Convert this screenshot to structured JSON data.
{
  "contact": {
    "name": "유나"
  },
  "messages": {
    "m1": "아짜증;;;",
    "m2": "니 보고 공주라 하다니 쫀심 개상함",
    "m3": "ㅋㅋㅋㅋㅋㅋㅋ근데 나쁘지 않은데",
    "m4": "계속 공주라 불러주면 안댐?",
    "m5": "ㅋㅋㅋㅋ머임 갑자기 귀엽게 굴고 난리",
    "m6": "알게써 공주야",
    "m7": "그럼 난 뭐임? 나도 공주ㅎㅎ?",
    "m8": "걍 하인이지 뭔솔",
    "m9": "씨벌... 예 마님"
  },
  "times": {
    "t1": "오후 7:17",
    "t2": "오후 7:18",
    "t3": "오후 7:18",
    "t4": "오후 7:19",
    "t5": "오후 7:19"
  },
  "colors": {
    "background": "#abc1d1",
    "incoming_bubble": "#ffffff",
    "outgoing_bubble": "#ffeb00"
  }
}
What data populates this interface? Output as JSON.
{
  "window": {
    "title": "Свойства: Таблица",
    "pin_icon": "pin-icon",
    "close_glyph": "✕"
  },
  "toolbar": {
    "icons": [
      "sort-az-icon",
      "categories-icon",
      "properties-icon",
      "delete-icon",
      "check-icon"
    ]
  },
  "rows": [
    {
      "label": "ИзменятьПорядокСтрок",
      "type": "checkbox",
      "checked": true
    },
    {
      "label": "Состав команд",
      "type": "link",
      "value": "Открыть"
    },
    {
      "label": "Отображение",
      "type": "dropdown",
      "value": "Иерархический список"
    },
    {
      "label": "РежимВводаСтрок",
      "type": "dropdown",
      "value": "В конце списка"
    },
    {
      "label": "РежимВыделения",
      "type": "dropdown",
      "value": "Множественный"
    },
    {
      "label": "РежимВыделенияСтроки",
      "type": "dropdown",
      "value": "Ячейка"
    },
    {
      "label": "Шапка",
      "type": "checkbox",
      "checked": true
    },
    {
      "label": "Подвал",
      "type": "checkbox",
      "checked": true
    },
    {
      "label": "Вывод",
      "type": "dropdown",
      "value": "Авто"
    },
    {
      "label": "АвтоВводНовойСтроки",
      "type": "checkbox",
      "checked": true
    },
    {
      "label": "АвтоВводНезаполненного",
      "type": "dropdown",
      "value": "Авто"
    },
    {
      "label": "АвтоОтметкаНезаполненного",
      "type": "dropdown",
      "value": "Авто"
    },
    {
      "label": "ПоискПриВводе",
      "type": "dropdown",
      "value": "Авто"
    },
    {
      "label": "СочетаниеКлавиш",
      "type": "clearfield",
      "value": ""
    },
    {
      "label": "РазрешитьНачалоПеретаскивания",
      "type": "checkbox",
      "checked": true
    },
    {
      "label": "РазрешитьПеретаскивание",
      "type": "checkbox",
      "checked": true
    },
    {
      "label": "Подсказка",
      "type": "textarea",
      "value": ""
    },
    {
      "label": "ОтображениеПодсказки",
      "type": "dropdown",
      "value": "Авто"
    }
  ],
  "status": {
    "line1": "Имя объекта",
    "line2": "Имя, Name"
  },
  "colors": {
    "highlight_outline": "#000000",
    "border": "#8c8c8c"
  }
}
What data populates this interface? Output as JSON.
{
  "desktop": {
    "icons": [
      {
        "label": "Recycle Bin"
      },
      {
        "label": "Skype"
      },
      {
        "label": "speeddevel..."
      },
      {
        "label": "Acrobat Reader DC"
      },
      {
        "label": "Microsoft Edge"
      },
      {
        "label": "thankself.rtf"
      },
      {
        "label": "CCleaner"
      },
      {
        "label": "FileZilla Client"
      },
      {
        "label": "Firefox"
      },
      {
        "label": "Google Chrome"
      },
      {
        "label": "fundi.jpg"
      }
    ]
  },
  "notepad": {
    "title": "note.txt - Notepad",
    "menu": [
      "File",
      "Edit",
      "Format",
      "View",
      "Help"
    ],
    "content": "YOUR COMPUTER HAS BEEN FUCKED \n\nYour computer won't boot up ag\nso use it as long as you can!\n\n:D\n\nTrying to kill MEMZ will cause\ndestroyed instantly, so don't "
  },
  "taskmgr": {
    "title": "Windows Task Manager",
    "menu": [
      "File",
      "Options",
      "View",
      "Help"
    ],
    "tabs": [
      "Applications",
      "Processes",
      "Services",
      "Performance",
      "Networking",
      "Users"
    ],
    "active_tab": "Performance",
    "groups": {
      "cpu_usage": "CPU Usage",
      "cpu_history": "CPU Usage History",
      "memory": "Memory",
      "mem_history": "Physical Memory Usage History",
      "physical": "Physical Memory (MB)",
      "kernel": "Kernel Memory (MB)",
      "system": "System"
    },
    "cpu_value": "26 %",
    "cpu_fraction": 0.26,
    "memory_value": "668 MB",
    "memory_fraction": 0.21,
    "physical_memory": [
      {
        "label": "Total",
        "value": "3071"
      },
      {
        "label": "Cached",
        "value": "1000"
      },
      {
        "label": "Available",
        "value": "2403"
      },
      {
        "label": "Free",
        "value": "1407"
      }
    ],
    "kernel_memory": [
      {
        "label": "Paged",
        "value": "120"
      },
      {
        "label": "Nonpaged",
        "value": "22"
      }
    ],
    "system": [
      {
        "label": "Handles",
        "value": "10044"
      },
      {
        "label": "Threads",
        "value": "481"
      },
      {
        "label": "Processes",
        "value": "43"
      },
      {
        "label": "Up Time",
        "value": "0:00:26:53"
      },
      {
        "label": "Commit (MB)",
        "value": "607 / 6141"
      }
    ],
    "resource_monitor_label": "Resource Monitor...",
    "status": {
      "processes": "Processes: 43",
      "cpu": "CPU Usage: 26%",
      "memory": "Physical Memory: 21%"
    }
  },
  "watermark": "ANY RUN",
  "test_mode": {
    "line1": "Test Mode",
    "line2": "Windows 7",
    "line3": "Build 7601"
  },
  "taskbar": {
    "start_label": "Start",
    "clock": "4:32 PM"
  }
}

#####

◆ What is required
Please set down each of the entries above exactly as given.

◆ Solution to this problem
Convert this screenshot to structured JSON data.
{
  "contact": {
    "name": "유나"
  },
  "messages": {
    "m1": "아짜증;;;",
    "m2": "니 보고 공주라 하다니 쫀심 개상함",
    "m3": "ㅋㅋㅋㅋㅋㅋㅋ근데 나쁘지 않은데",
    "m4": "계속 공주라 불러주면 안댐?",
    "m5": "ㅋㅋㅋㅋ머임 갑자기 귀엽게 굴고 난리",
    "m6": "알게써 공주야",
    "m7": "그럼 난 뭐임? 나도 공주ㅎㅎ?",
    "m8": "걍 하인이지 뭔솔",
    "m9": "씨벌... 예 마님"
  },
  "times": {
    "t1": "오후 7:17",
    "t2": "오후 7:18",
    "t3": "오후 7:18",
    "t4": "오후 7:19",
    "t5": "오후 7:19"
  },
  "colors": {
    "background": "#abc1d1",
    "incoming_bubble": "#ffffff",
    "outgoing_bubble": "#ffeb00"
  }
}
What data populates this interface? Output as JSON.
{
  "window": {
    "title": "Свойства: Таблица",
    "pin_icon": "pin-icon",
    "close_glyph": "✕"
  },
  "toolbar": {
    "icons": [
      "sort-az-icon",
      "categories-icon",
      "properties-icon",
      "delete-icon",
      "check-icon"
    ]
  },
  "rows": [
    {
      "label": "ИзменятьПорядокСтрок",
      "type": "checkbox",
      "checked": true
    },
    {
      "label": "Состав команд",
      "type": "link",
      "value": "Открыть"
    },
    {
      "label": "Отображение",
      "type": "dropdown",
      "value": "Иерархический список"
    },
    {
      "label": "РежимВводаСтрок",
      "type": "dropdown",
      "value": "В конце списка"
    },
    {
      "label": "РежимВыделения",
      "type": "dropdown",
      "value": "Множественный"
    },
    {
      "label": "РежимВыделенияСтроки",
      "type": "dropdown",
      "value": "Ячейка"
    },
    {
      "label": "Шапка",
      "type": "checkbox",
      "checked": true
    },
    {
      "label": "Подвал",
      "type": "checkbox",
      "checked": true
    },
    {
      "label": "Вывод",
      "type": "dropdown",
      "value": "Авто"
    },
    {
      "label": "АвтоВводНовойСтроки",
      "type": "checkbox",
      "checked": true
    },
    {
      "label": "АвтоВводНезаполненного",
      "type": "dropdown",
      "value": "Авто"
    },
    {
      "label": "АвтоОтметкаНезаполненного",
      "type": "dropdown",
      "value": "Авто"
    },
    {
      "label": "ПоискПриВводе",
      "type": "dropdown",
      "value": "Авто"
    },
    {
      "label": "СочетаниеКлавиш",
      "type": "clearfield",
      "value": ""
    },
    {
      "label": "РазрешитьНачалоПеретаскивания",
      "type": "checkbox",
      "checked": true
    },
    {
      "label": "РазрешитьПеретаскивание",
      "type": "checkbox",
      "checked": true
    },
    {
      "label": "Подсказка",
      "type": "textarea",
      "value": ""
    },
    {
      "label": "ОтображениеПодсказки",
      "type": "dropdown",
      "value": "Авто"
    }
  ],
  "status": {
    "line1": "Имя объекта",
    "line2": "Имя, Name"
  },
  "colors": {
    "highlight_outline": "#000000",
    "border": "#8c8c8c"
  }
}
What data populates this interface? Output as JSON.
{
  "desktop": {
    "icons": [
      {
        "label": "Recycle Bin"
      },
      {
        "label": "Skype"
      },
      {
        "label": "speeddevel..."
      },
      {
        "label": "Acrobat Reader DC"
      },
      {
        "label": "Microsoft Edge"
      },
      {
        "label": "thankself.rtf"
      },
      {
        "label": "CCleaner"
      },
      {
        "label": "FileZilla Client"
      },
      {
        "label": "Firefox"
      },
      {
        "label": "Google Chrome"
      },
      {
        "label": "fundi.jpg"
      }
    ]
  },
  "notepad": {
    "title": "note.txt - Notepad",
    "menu": [
      "File",
      "Edit",
      "Format",
      "View",
      "Help"
    ],
    "content": "YOUR COMPUTER HAS BEEN FUCKED \n\nYour computer won't boot up ag\nso use it as long as you can!\n\n:D\n\nTrying to kill MEMZ will cause\ndestroyed instantly, so don't "
  },
  "taskmgr": {
    "title": "Windows Task Manager",
    "menu": [
      "File",
      "Options",
      "View",
      "Help"
    ],
    "tabs": [
      "Applications",
      "Processes",
      "Services",
      "Performance",
      "Networking",
      "Users"
    ],
    "active_tab": "Performance",
    "groups": {
      "cpu_usage": "CPU Usage",
      "cpu_history": "CPU Usage History",
      "memory": "Memory",
      "mem_history": "Physical Memory Usage History",
      "physical": "Physical Memory (MB)",
      "kernel": "Kernel Memory (MB)",
      "system": "System"
    },
    "cpu_value": "26 %",
    "cpu_fraction": 0.26,
    "memory_value": "668 MB",
    "memory_fraction": 0.21,
    "physical_memory": [
      {
        "label": "Total",
        "value": "3071"
      },
      {
        "label": "Cached",
        "value": "1000"
      },
      {
        "label": "Available",
        "value": "2403"
      },
      {
        "label": "Free",
        "value": "1407"
      }
    ],
    "kernel_memory": [
      {
        "label": "Paged",
        "value": "120"
      },
      {
        "label": "Nonpaged",
        "value": "22"
      }
    ],
    "system": [
      {
        "label": "Handles",
        "value": "10044"
      },
      {
        "label": "Threads",
        "value": "481"
      },
      {
        "label": "Processes",
        "value": "43"
      },
      {
        "label": "Up Time",
        "value": "0:00:26:53"
      },
      {
        "label": "Commit (MB)",
        "value": "607 / 6141"
      }
    ],
    "resource_monitor_label": "Resource Monitor...",
    "status": {
      "processes": "Processes: 43",
      "cpu": "CPU Usage: 26%",
      "memory": "Physical Memory: 21%"
    }
  },
  "watermark": "ANY RUN",
  "test_mode": {
    "line1": "Test Mode",
    "line2": "Windows 7",
    "line3": "Build 7601"
  },
  "taskbar": {
    "start_label": "Start",
    "clock": "4:32 PM"
  }
}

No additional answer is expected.